Erdogan’s Approval Rating Soars in Turkey Following Coup AttemptBy
MetroPOLL says 67.6 percent like president’s handling of duty
Popularity significant as Erdogan seeks change to constitution
Recep Tayyip Erdogan’s approval rating rose to the highest level since he became Turkey’s president two years ago as his administration deals with the aftermath of a failed military coup last month.
Just over two thirds of Turks approve of the way Erdogan is handling his duties, according to a survey by Ankara-based MetroPOLL conducted about two weeks after the July 15 putsch. It’s the first time that Erdogan, who became president in 2014 after more than a decade as prime minister, has had a rating above 50 percent since he was elected to his current role.
The boost in popularity is significant for Erdogan as he seeks to change Turkey’s constitution to create an executive presidency. Opposition lawmakers, who object to his accumulating greater powers, have denied the ruling AK Party he co-founded the votes needed in parliament to call a referendum on the issue.
Popular support for Erdogan may help the AK Party tip the balance should it choose to take advantage of its rising popularity with a snap vote, something it has so far denied planning. Prime Minister Binali Yildlirim, who supports the shift to an executive presidency that would undermine -- if not eliminate -- his office, saw his approval rating surge to 57.7 percent, from just over 40 percent around the time he was chosen to replace Ahmet Davutoglu in May.
The AKP has 317 lawmakers in parliament. A referendum would require support from 330, while ratification of a change to the constitution would require the votes of 367 lawmakers.
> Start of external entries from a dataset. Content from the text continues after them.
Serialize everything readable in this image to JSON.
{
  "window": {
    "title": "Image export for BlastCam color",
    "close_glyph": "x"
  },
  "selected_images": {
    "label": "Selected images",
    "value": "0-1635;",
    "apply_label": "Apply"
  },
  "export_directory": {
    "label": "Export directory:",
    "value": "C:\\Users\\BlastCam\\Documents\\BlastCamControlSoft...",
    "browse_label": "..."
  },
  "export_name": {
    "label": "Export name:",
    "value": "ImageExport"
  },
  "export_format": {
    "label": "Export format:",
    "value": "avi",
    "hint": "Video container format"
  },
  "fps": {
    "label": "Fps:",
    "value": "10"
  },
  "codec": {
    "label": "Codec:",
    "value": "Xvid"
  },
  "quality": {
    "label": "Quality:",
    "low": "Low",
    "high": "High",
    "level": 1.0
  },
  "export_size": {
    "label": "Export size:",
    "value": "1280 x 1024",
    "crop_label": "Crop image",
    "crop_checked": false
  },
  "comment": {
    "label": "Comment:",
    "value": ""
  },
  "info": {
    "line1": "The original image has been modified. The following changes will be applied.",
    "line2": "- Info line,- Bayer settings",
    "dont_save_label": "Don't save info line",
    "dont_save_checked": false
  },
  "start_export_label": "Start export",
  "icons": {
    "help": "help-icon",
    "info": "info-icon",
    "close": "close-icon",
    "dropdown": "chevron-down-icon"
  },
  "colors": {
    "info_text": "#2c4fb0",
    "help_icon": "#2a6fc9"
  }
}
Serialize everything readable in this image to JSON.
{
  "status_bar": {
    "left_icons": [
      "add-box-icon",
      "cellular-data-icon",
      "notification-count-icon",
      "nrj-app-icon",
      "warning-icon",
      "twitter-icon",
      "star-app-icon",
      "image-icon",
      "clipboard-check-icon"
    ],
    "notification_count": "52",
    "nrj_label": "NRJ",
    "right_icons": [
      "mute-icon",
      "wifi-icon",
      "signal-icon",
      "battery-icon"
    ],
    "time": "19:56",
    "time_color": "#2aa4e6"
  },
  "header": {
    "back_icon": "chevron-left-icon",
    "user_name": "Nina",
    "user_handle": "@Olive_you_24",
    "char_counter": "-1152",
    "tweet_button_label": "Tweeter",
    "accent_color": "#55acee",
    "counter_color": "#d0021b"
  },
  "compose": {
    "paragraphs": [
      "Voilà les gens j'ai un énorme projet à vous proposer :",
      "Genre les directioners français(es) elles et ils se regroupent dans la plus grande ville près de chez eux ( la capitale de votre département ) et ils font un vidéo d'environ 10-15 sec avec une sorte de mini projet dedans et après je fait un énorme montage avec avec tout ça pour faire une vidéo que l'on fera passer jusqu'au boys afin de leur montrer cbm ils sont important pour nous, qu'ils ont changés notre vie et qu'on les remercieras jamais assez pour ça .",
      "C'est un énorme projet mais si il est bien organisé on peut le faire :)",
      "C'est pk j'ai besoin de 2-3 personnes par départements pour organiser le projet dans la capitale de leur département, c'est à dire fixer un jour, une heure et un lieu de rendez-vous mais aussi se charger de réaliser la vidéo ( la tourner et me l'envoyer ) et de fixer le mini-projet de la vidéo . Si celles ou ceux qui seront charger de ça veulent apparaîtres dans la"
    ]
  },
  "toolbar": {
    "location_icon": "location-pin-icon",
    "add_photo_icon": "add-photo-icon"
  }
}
MetroPOLL said support for nationalist opposition leader Devlet Bahceli more than doubled to 39.7 percent since the coup. The survey showed little change for main opposition CHP leader Kemal Kilicdaroglu and the pro-Kurdish HDP’s co-chair Selahattin Demirtas, at 25.5 percent and 15 percent respectively.
MetroPOLL conducted the survey of 1,275 people from July 28 to Aug. 1, it said in a Twitter posting, without giving a margin of error.
To continue reading this article you must be a Bloomberg Professional Service Subscriber.
If you believe that you may have received this message in error please let us know.